We should note that many of professors Tombe’s and Humphrey’s critiques were discussed in the literature review section of our study. We included critiques about how to best define costs versus benefits, and that economic impacts could vary depending on whether the economy is at full capacity. Moreover, our literature review discussed the “crowding out” effects that can occur when the heightened security, large crowds, and higher prices that come with the Olympics dissuade other non-Olympic tourists from visiting.

To ensure that double-counting and crowding out effects were netted out of our analysis of the potential pre-Games, hosting of the Games, and post-Games period, we relied on factual observations from previous Olympics when we compiled the inputs that drove the economic impact analysis. We specifically addressed potential double-counting in the areas of tourism, security, and other spending, and thus fully accounted for the crowding out effect that some earlier studies had overlooked.

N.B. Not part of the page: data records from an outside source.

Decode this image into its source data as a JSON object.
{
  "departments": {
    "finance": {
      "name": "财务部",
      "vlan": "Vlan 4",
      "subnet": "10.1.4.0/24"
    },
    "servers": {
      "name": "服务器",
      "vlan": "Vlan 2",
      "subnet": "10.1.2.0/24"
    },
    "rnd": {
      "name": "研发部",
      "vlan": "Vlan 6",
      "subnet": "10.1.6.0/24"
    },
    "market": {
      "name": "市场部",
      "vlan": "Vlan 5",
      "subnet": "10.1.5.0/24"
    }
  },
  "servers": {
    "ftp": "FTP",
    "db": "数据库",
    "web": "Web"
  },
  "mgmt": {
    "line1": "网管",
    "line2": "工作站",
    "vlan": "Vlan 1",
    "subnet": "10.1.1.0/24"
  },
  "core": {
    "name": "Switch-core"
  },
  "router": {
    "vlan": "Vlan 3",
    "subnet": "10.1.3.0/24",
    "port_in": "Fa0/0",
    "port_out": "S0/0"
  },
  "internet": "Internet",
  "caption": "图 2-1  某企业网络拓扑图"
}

Moreover, our report specifically dealt with the issue of whether Calgary’s economy might be operating at full capacity in 2026 when the Winter Games would occur. Some analysts argue that a full-growth economy would reduce the Games’ economic impact. We acknowledged that it is impossible to accurately predict business cycles far into the future. Because our economy is diversified, Canada has rarely been in a position of national full employment. We assumed for the economic impact analysis that there will be spare capacity to accommodate the economic boost associated with the Winter Games—if not within the city, at least within Alberta or other provinces. We acknowledged in the report that the economic impacts, as we’ve portioned them by region, could be affected by local economic conditions. However, there is a strong likelihood that the total economic impacts we have forecast nationally would not be affected by supply pressures, given the fact that all provincial economies are rarely operating at full capacity at the same time.

The goal of our study was not to consider non-economic political and social factors. Our study focused simply on how large the economic impacts would be, and where they are likely to occur. We stand by our research in estimating what we feel are the most probable outcomes for Calgary, the province of Alberta, and Canada.